__Task objective__:
Take every line from the data that has the word "title" in it.

__Exercise input__:

______

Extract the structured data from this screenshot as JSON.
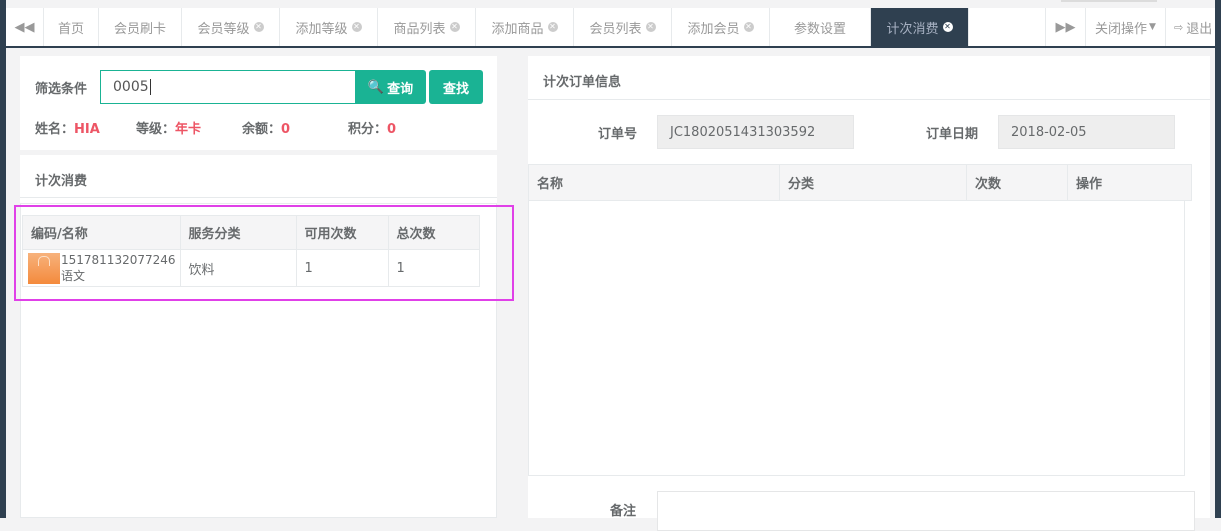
{
  "tabs": {
    "home": "首页",
    "items": [
      {
        "label": "会员刷卡",
        "closable": false
      },
      {
        "label": "会员等级",
        "closable": true
      },
      {
        "label": "添加等级",
        "closable": true
      },
      {
        "label": "商品列表",
        "closable": true
      },
      {
        "label": "添加商品",
        "closable": true
      },
      {
        "label": "会员列表",
        "closable": true
      },
      {
        "label": "添加会员",
        "closable": true
      },
      {
        "label": "参数设置",
        "closable": false
      },
      {
        "label": "计次消费",
        "closable": true,
        "active": true
      }
    ],
    "close_ops": "关闭操作",
    "logout": "退出"
  },
  "filter": {
    "label": "筛选条件",
    "value": "0005",
    "query_button": "查询",
    "find_button": "查找"
  },
  "member": {
    "name_label": "姓名：",
    "name": "HIA",
    "level_label": "等级：",
    "level": "年卡",
    "balance_label": "余额：",
    "balance": "0",
    "points_label": "积分：",
    "points": "0"
  },
  "consume": {
    "title": "计次消费",
    "headers": [
      "编码/名称",
      "服务分类",
      "可用次数",
      "总次数"
    ],
    "rows": [
      {
        "code": "151781132077246",
        "name": "语文",
        "category": "饮料",
        "available": "1",
        "total": "1"
      }
    ]
  },
  "order": {
    "title": "计次订单信息",
    "order_no_label": "订单号",
    "order_no": "JC1802051431303592",
    "order_date_label": "订单日期",
    "order_date": "2018-02-05",
    "headers": [
      "名称",
      "分类",
      "次数",
      "操作"
    ],
    "remark_label": "备注"
  }
}
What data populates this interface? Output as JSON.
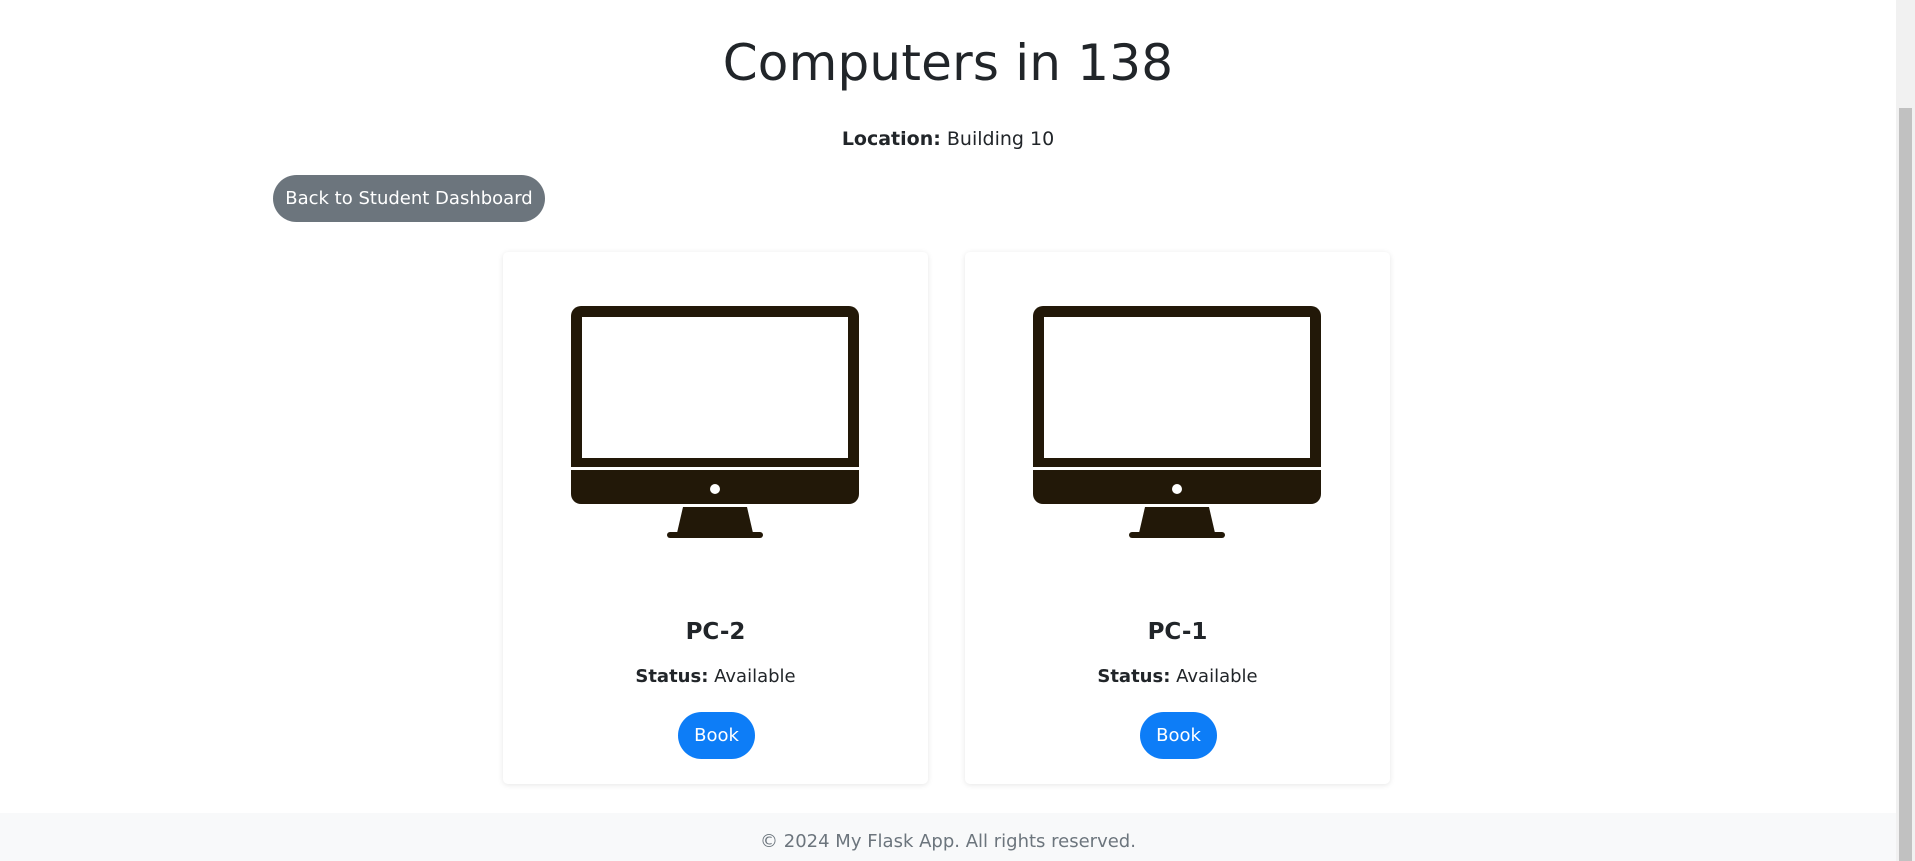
{
  "page": {
    "title": "Computers in 138",
    "location_label": "Location:",
    "location_value": "Building 10",
    "back_button": "Back to Student Dashboard"
  },
  "computers": [
    {
      "name": "PC-2",
      "status_label": "Status:",
      "status": "Available",
      "book_label": "Book",
      "icon": "monitor-icon"
    },
    {
      "name": "PC-1",
      "status_label": "Status:",
      "status": "Available",
      "book_label": "Book",
      "icon": "monitor-icon"
    }
  ],
  "footer": {
    "text": "© 2024 My Flask App. All rights reserved."
  },
  "colors": {
    "back_button": "#6c757d",
    "book_button": "#0d7df7",
    "monitor": "#221808",
    "footer_bg": "#f8f9fa"
  }
}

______

__Answer box__:
    "title": "计次消费",
    "title": "计次订单信息",
    "title": "Computers in 138",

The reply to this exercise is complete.